[Data about app and page elements]
━━━━

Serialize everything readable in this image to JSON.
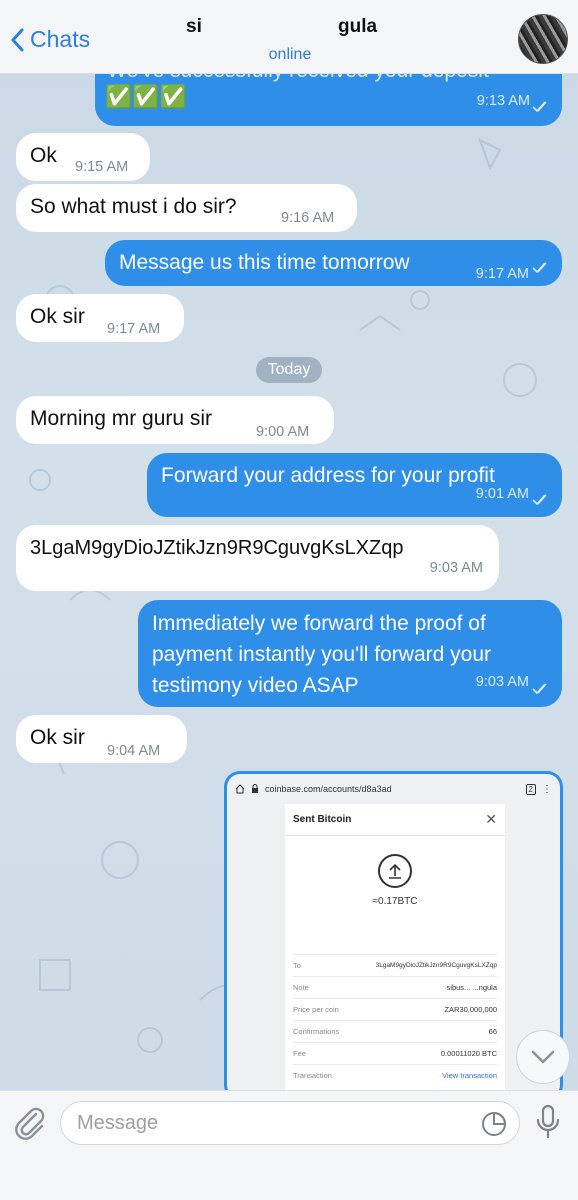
{
  "header": {
    "back_label": "Chats",
    "contact_name_left": "si",
    "contact_name_right": "gula",
    "status": "online"
  },
  "messages": [
    {
      "text": "We've successfully received your deposit",
      "extra": "✅✅✅",
      "time": "9:13 AM"
    },
    {
      "text": "Ok",
      "time": "9:15 AM"
    },
    {
      "text": "So what must i do sir?",
      "time": "9:16 AM"
    },
    {
      "text": "Message us this time tomorrow",
      "time": "9:17 AM"
    },
    {
      "text": "Ok sir",
      "time": "9:17 AM"
    },
    {
      "text": "Morning mr guru sir",
      "time": "9:00 AM"
    },
    {
      "text": "Forward your address for your profit",
      "time": "9:01 AM"
    },
    {
      "text": "3LgaM9gyDioJZtikJzn9R9CguvgKsLXZqp",
      "time": "9:03 AM"
    },
    {
      "text_lines": [
        "Immediately we forward the proof of",
        "payment instantly you'll forward your",
        "testimony video ASAP"
      ],
      "time": "9:03 AM"
    },
    {
      "text": "Ok sir",
      "time": "9:04 AM"
    }
  ],
  "date_separator": "Today",
  "screenshot": {
    "url": "coinbase.com/accounts/d8a3ad",
    "tab_count": "2",
    "title": "Sent Bitcoin",
    "amount": "≈0.17BTC",
    "rows": [
      {
        "label": "To",
        "value": "3LgaM9gyDioJZtikJzn9R9CguvgKsLXZqp"
      },
      {
        "label": "Note",
        "value": "sibus...  ...ngula"
      },
      {
        "label": "Price per coin",
        "value": "ZAR30,000,000"
      },
      {
        "label": "Confirmations",
        "value": "66"
      },
      {
        "label": "Fee",
        "value": "0.00011020 BTC"
      },
      {
        "label": "Transaction",
        "value": "View transaction"
      }
    ]
  },
  "input": {
    "placeholder": "Message"
  },
  "colors": {
    "accent": "#2f8ee8",
    "link": "#2c7ee0"
  }
}
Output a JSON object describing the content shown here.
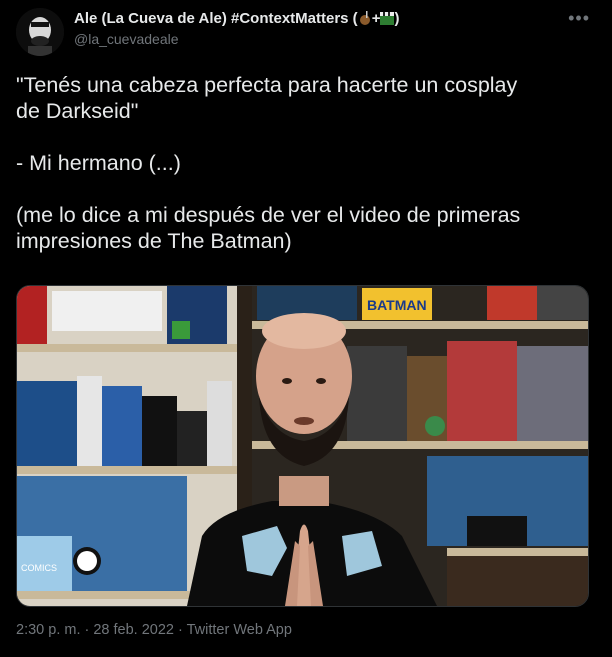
{
  "user": {
    "display_name": "Ale (La Cueva de Ale) #ContextMatters (",
    "display_name_suffix": ")",
    "handle": "@la_cuevadeale",
    "emoji": [
      "mate-icon",
      "plus",
      "clapper-board-icon"
    ]
  },
  "tweet": {
    "line1": "\"Tenés una cabeza perfecta para hacerte un cosplay",
    "line2": "de Darkseid\"",
    "line3": "- Mi hermano (...)",
    "line4": "(me lo dice a mi después de ver el video de primeras",
    "line5": "impresiones de The Batman)"
  },
  "media": {
    "description_icon": "video-frame-image",
    "batman_label": "BATMAN",
    "comics_label": "COMICS"
  },
  "meta": {
    "timestamp": "2:30 p. m. · 28 feb. 2022 · Twitter Web App"
  },
  "more_icon": "more-icon"
}
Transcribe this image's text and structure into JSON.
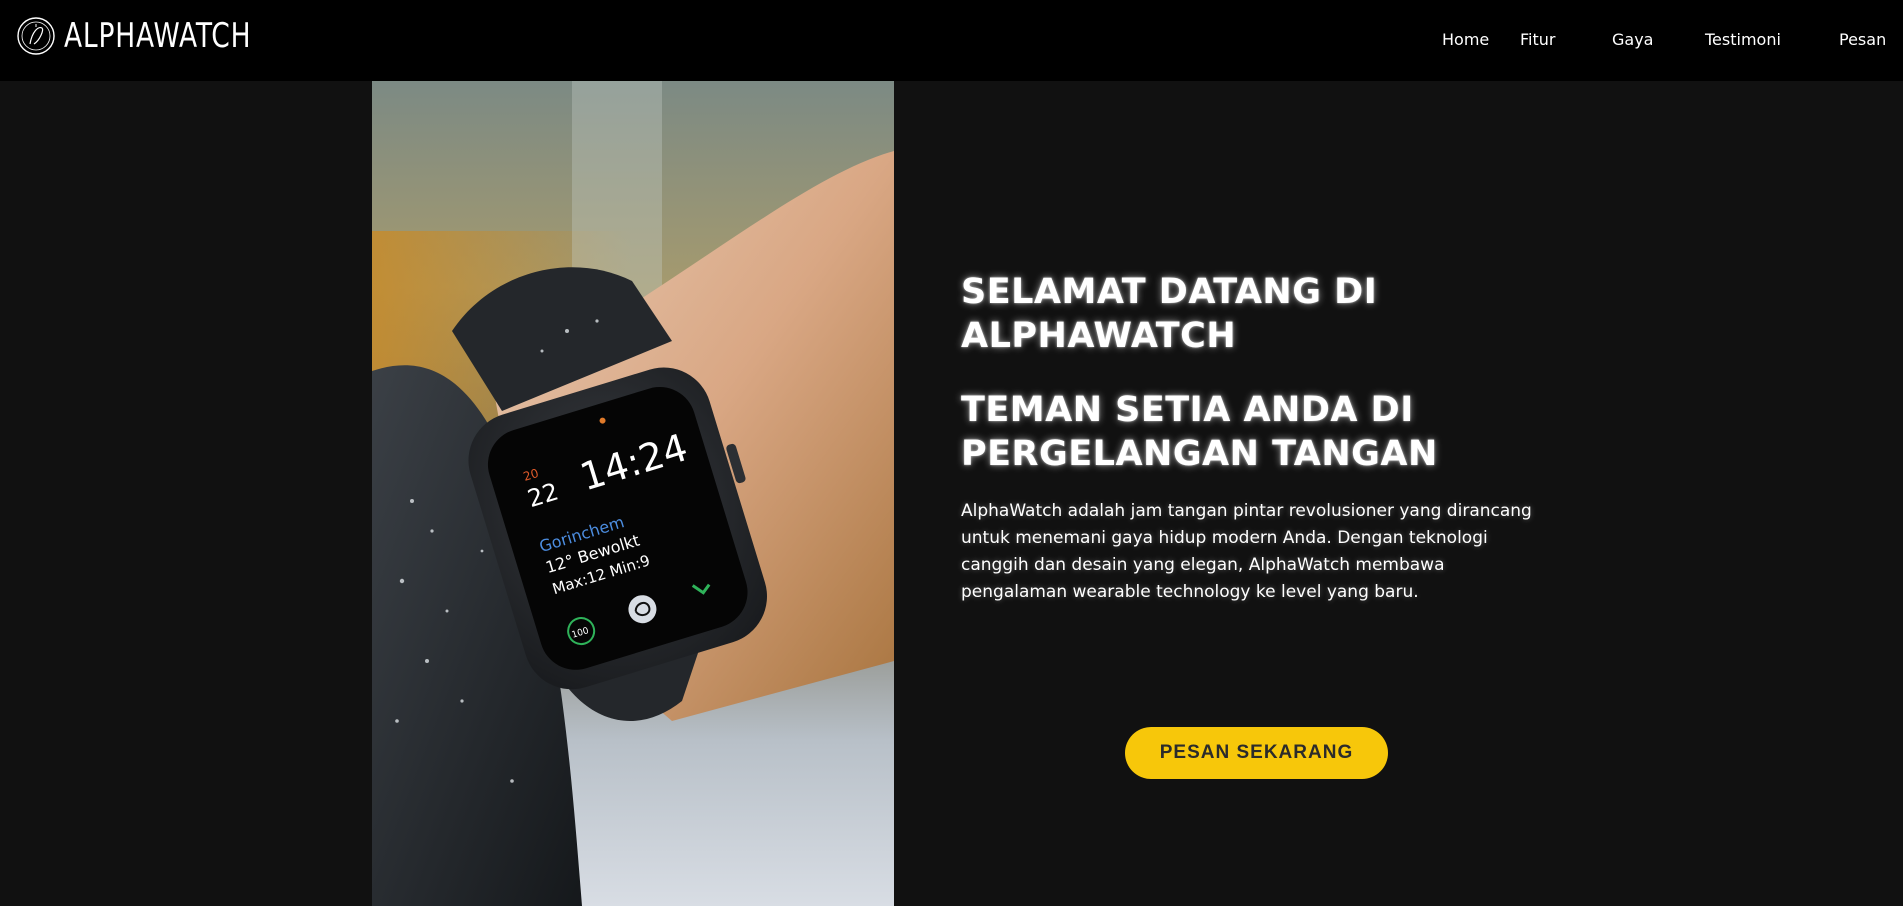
{
  "brand": {
    "logo_icon": "watch-circle-logo",
    "name": "ALPHAWATCH"
  },
  "nav": {
    "items": [
      {
        "label": "Home"
      },
      {
        "label": "Fitur"
      },
      {
        "label": "Gaya"
      },
      {
        "label": "Testimoni"
      },
      {
        "label": "Pesan"
      }
    ]
  },
  "hero": {
    "image_alt": "smartwatch-on-wrist",
    "watch_screen": {
      "day_label": "20",
      "date": "22",
      "time": "14:24",
      "location": "Gorinchem",
      "weather": "12° Bewolkt",
      "maxmin": "Max:12 Min:9",
      "ring_value": "100"
    },
    "title": "SELAMAT DATANG DI ALPHAWATCH",
    "subtitle": "TEMAN SETIA ANDA DI PERGELANGAN TANGAN",
    "description": "AlphaWatch adalah jam tangan pintar revolusioner yang dirancang untuk menemani gaya hidup modern Anda. Dengan teknologi canggih dan desain yang elegan, AlphaWatch membawa pengalaman wearable technology ke level yang baru.",
    "cta_label": "PESAN SEKARANG"
  },
  "colors": {
    "navbar_bg": "#000000",
    "page_bg": "#111111",
    "accent": "#f7c70a",
    "text": "#ffffff"
  }
}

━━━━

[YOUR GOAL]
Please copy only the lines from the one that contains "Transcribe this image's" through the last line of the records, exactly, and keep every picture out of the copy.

[RESPONSE]
Transcribe this image's text and structure into JSON.
{
  "brand": {
    "logo_icon": "watch-circle-logo",
    "name": "ALPHAWATCH"
  },
  "nav": {
    "items": [
      {
        "label": "Home"
      },
      {
        "label": "Fitur"
      },
      {
        "label": "Gaya"
      },
      {
        "label": "Testimoni"
      },
      {
        "label": "Pesan"
      }
    ]
  },
  "hero": {
    "image_alt": "smartwatch-on-wrist",
    "watch_screen": {
      "day_label": "20",
      "date": "22",
      "time": "14:24",
      "location": "Gorinchem",
      "weather": "12° Bewolkt",
      "maxmin": "Max:12 Min:9",
      "ring_value": "100"
    },
    "title": "SELAMAT DATANG DI ALPHAWATCH",
    "subtitle": "TEMAN SETIA ANDA DI PERGELANGAN TANGAN",
    "description": "AlphaWatch adalah jam tangan pintar revolusioner yang dirancang untuk menemani gaya hidup modern Anda. Dengan teknologi canggih dan desain yang elegan, AlphaWatch membawa pengalaman wearable technology ke level yang baru.",
    "cta_label": "PESAN SEKARANG"
  },
  "colors": {
    "navbar_bg": "#000000",
    "page_bg": "#111111",
    "accent": "#f7c70a",
    "text": "#ffffff"
  }
}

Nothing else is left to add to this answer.